State appeals court rejects Cedar Lake annexation plan

Most of the crowd stands when a fellow audience member asked people to stand if they oppose the proposed annexation of the U.S. 41 South Corridor area during a 2015 Town Council public meeting Tuesday at Hanover Central High School in Cedar Lake, Ind.

Stephanie Dowell

INDIANAPOLIS — Opponents of Cedar Lake's attempt to annex some 2,800 acres of land along the U.S. 41 corridor from 137th to 173rd streets in south Lake County prevailed Wednesday at the Indiana Court of Appeals.

In a 3-0 decision, the appellate court affirmed the ruling of Lake Superior Judge Calvin Hawkins who found the town failed to demonstrate, as required by law, that the annexation territory was "needed and can be used by the municipality for its development in the reasonably near future."

The town claimed annexation would ensure planned growth around the Illiana Expressway; South Shore Line expansion; new warehouse in Monee, Illinois; construction of the Great Lake Basin Railroad freight line; and the south suburban airport in Peotone, Illinois.

However, the appellate judges concurred with Hawkins that those projects all are "either more in the realm of speculation than reality at this time, not expected to be completed in the near future or would have undetermined effect on the annexation parcel even upon completion."

They also found persuasive the evidence gathered by annexation opponents that no developers have sought to purchase land in the annexation territory, and, in fact, some developers have sold their previous holdings in the territory to area farmers. 

"We conclude that the above evidence is sufficient to sustain the trial court's conclusion that the town failed to establish that the annexation territory is needed and could be used in the reasonably near future," the court said.

The town, which already has spent $1 million to extend water service to the edge of the annexation territory, still can ask the Indiana Supreme Court to review the appellate ruling.

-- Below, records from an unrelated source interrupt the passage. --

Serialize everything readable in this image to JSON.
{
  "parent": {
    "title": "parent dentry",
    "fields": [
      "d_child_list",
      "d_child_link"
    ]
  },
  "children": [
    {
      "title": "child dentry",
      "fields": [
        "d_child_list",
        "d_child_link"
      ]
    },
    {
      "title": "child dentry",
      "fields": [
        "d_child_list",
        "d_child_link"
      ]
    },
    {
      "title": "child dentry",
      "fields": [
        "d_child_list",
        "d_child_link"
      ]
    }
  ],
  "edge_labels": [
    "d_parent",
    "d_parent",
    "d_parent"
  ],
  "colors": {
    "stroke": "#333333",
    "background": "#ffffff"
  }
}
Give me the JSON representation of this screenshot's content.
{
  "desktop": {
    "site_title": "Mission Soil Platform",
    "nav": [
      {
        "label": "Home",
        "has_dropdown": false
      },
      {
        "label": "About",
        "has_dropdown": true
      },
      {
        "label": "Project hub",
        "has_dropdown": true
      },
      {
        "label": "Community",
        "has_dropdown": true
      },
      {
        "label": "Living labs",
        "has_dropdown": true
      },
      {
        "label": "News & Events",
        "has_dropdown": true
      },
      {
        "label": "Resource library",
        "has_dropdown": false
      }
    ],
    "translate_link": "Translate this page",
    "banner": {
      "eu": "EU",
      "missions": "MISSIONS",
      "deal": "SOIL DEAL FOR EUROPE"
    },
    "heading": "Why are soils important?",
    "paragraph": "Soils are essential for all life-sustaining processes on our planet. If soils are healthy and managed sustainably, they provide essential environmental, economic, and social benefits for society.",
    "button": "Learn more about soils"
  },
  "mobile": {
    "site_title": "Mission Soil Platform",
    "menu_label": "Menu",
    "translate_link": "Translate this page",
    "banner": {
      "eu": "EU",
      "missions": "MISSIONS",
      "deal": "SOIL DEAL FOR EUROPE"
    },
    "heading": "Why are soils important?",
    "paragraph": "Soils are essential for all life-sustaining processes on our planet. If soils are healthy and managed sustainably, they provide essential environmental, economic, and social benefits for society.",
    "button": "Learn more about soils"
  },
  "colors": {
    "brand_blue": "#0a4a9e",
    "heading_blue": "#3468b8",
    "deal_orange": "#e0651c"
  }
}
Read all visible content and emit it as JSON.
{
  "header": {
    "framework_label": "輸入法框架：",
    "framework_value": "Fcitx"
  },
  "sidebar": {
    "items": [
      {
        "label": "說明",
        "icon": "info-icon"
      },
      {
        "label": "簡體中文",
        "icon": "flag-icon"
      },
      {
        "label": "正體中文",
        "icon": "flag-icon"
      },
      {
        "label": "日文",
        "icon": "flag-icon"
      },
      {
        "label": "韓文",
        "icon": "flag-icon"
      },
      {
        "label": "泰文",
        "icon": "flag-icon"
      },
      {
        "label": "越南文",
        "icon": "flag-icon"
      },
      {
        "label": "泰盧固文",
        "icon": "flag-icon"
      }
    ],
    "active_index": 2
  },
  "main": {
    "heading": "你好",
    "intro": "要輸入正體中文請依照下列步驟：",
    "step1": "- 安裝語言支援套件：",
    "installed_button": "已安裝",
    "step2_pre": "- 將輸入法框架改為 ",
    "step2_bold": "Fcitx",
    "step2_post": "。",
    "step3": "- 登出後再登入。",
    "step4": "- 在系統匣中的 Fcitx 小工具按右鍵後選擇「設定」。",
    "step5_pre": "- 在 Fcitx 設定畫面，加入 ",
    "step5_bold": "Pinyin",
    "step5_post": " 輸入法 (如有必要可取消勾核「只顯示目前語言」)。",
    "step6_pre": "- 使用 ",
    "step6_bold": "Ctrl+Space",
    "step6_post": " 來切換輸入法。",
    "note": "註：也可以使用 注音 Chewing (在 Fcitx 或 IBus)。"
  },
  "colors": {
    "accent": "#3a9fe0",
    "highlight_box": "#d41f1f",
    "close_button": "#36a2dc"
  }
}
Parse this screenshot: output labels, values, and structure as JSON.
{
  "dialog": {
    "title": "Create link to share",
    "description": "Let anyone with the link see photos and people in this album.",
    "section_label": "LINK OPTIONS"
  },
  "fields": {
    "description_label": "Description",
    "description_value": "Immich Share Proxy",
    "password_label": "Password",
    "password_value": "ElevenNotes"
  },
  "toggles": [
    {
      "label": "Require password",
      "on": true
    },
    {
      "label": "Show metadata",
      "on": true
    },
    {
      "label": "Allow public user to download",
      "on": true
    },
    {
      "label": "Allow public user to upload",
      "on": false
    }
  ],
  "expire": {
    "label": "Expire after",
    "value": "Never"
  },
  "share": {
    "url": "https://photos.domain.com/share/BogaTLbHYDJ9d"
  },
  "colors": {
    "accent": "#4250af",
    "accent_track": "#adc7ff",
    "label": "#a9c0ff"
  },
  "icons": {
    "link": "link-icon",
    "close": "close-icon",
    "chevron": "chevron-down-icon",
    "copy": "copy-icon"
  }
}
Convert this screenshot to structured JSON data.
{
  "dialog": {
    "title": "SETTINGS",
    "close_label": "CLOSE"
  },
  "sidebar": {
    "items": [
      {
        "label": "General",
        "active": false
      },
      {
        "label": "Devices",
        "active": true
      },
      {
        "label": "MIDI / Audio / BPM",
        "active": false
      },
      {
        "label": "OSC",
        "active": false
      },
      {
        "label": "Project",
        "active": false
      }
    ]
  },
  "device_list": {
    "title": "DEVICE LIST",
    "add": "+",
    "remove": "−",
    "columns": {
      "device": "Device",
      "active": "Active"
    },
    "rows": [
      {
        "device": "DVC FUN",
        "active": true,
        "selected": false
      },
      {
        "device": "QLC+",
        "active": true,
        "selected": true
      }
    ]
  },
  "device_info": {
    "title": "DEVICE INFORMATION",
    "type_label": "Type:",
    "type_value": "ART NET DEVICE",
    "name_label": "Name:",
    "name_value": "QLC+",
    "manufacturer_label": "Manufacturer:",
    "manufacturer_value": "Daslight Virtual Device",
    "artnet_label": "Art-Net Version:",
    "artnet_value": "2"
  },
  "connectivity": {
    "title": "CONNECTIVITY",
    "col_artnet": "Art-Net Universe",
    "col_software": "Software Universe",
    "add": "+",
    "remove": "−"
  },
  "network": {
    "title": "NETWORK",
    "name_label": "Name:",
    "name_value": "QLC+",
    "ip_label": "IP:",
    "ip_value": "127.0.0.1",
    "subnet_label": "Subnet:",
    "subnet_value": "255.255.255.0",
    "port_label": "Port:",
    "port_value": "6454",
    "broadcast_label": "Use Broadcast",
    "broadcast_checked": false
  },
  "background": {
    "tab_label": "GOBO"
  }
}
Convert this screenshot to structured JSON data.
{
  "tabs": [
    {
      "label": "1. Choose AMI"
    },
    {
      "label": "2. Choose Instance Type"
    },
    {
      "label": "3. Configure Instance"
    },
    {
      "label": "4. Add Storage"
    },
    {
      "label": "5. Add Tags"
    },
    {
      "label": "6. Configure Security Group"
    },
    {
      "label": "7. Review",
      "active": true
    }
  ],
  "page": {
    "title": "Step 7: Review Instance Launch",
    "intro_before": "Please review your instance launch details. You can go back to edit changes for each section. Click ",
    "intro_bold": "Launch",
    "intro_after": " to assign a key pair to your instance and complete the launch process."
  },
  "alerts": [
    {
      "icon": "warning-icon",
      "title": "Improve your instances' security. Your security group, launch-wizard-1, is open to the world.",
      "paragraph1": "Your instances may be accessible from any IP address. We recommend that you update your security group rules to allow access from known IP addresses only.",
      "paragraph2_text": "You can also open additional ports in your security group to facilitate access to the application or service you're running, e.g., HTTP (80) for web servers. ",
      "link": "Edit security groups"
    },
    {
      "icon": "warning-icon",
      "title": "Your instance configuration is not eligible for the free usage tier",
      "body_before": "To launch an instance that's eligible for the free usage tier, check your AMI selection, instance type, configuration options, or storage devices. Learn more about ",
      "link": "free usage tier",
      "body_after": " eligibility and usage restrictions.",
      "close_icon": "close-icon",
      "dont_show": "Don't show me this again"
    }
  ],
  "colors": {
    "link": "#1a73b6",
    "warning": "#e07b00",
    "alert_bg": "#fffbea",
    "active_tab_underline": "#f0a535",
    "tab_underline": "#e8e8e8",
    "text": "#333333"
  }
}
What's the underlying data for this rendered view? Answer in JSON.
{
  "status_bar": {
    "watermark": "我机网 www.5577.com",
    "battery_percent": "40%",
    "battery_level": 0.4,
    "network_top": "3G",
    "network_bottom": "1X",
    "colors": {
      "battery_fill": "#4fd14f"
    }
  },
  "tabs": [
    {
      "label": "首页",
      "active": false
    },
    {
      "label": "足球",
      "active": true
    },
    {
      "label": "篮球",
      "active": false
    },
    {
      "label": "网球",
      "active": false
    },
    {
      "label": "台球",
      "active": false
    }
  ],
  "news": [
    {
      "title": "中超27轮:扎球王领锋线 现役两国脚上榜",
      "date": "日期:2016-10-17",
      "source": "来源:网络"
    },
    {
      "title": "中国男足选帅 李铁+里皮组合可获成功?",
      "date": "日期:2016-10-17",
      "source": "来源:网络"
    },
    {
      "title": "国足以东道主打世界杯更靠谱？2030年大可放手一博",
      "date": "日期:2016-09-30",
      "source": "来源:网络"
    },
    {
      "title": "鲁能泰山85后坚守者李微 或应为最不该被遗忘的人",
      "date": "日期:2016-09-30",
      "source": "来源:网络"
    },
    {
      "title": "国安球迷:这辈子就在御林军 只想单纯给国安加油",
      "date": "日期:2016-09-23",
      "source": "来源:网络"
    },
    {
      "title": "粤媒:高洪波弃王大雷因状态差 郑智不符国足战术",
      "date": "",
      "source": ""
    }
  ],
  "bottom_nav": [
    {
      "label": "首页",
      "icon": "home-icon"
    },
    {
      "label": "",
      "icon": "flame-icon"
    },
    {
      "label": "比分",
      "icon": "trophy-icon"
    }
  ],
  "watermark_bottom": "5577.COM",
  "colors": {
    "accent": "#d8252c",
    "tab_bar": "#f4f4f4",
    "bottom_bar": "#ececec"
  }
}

Dan is Statehouse Bureau Chief for The Times. Since 2009, he's reported on Indiana government and politics — and how both impact the Region — from the state capital in Indianapolis. He originally is from Orland Park, Ill.